Segment Open
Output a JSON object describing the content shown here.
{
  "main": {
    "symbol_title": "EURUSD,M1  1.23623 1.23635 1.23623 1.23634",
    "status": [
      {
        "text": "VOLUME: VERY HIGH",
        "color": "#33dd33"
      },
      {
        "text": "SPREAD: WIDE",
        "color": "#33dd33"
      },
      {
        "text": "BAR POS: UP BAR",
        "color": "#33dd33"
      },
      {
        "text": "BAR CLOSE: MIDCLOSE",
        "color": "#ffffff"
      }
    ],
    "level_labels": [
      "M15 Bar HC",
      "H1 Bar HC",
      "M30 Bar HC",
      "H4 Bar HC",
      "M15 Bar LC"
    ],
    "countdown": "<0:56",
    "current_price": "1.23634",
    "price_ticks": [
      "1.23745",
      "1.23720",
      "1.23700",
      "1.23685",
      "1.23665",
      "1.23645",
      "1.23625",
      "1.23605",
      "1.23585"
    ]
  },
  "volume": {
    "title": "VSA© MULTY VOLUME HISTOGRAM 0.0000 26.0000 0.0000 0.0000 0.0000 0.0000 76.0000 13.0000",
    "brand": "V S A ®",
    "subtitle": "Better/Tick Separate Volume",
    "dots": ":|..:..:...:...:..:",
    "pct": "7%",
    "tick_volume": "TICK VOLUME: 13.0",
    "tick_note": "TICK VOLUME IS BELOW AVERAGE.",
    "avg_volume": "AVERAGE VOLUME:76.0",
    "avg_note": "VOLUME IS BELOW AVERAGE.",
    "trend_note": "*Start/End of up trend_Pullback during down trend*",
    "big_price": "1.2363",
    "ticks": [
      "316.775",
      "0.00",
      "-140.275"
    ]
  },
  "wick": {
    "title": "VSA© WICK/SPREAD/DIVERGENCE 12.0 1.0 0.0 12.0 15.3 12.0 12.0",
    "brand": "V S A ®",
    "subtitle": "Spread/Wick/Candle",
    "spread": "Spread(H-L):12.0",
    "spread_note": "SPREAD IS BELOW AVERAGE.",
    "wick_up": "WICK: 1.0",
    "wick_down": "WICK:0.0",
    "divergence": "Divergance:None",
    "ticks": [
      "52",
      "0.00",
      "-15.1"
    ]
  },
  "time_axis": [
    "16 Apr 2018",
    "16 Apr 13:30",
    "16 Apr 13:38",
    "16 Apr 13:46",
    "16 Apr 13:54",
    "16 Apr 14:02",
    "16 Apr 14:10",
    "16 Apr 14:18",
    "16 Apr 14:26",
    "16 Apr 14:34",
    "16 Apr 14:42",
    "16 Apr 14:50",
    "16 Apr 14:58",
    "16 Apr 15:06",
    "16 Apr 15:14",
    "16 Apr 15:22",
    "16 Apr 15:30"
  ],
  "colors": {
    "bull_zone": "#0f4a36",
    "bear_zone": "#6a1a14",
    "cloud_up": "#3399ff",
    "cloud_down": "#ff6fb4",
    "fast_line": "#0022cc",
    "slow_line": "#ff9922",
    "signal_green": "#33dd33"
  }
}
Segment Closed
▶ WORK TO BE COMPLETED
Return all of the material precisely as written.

▶ OUTPUT
Output a JSON object describing the content shown here.
{
  "main": {
    "symbol_title": "EURUSD,M1  1.23623 1.23635 1.23623 1.23634",
    "status": [
      {
        "text": "VOLUME: VERY HIGH",
        "color": "#33dd33"
      },
      {
        "text": "SPREAD: WIDE",
        "color": "#33dd33"
      },
      {
        "text": "BAR POS: UP BAR",
        "color": "#33dd33"
      },
      {
        "text": "BAR CLOSE: MIDCLOSE",
        "color": "#ffffff"
      }
    ],
    "level_labels": [
      "M15 Bar HC",
      "H1 Bar HC",
      "M30 Bar HC",
      "H4 Bar HC",
      "M15 Bar LC"
    ],
    "countdown": "<0:56",
    "current_price": "1.23634",
    "price_ticks": [
      "1.23745",
      "1.23720",
      "1.23700",
      "1.23685",
      "1.23665",
      "1.23645",
      "1.23625",
      "1.23605",
      "1.23585"
    ]
  },
  "volume": {
    "title": "VSA© MULTY VOLUME HISTOGRAM 0.0000 26.0000 0.0000 0.0000 0.0000 0.0000 76.0000 13.0000",
    "brand": "V S A ®",
    "subtitle": "Better/Tick Separate Volume",
    "dots": ":|..:..:...:...:..:",
    "pct": "7%",
    "tick_volume": "TICK VOLUME: 13.0",
    "tick_note": "TICK VOLUME IS BELOW AVERAGE.",
    "avg_volume": "AVERAGE VOLUME:76.0",
    "avg_note": "VOLUME IS BELOW AVERAGE.",
    "trend_note": "*Start/End of up trend_Pullback during down trend*",
    "big_price": "1.2363",
    "ticks": [
      "316.775",
      "0.00",
      "-140.275"
    ]
  },
  "wick": {
    "title": "VSA© WICK/SPREAD/DIVERGENCE 12.0 1.0 0.0 12.0 15.3 12.0 12.0",
    "brand": "V S A ®",
    "subtitle": "Spread/Wick/Candle",
    "spread": "Spread(H-L):12.0",
    "spread_note": "SPREAD IS BELOW AVERAGE.",
    "wick_up": "WICK: 1.0",
    "wick_down": "WICK:0.0",
    "divergence": "Divergance:None",
    "ticks": [
      "52",
      "0.00",
      "-15.1"
    ]
  },
  "time_axis": [
    "16 Apr 2018",
    "16 Apr 13:30",
    "16 Apr 13:38",
    "16 Apr 13:46",
    "16 Apr 13:54",
    "16 Apr 14:02",
    "16 Apr 14:10",
    "16 Apr 14:18",
    "16 Apr 14:26",
    "16 Apr 14:34",
    "16 Apr 14:42",
    "16 Apr 14:50",
    "16 Apr 14:58",
    "16 Apr 15:06",
    "16 Apr 15:14",
    "16 Apr 15:22",
    "16 Apr 15:30"
  ],
  "colors": {
    "bull_zone": "#0f4a36",
    "bear_zone": "#6a1a14",
    "cloud_up": "#3399ff",
    "cloud_down": "#ff6fb4",
    "fast_line": "#0022cc",
    "slow_line": "#ff9922",
    "signal_green": "#33dd33"
  }
}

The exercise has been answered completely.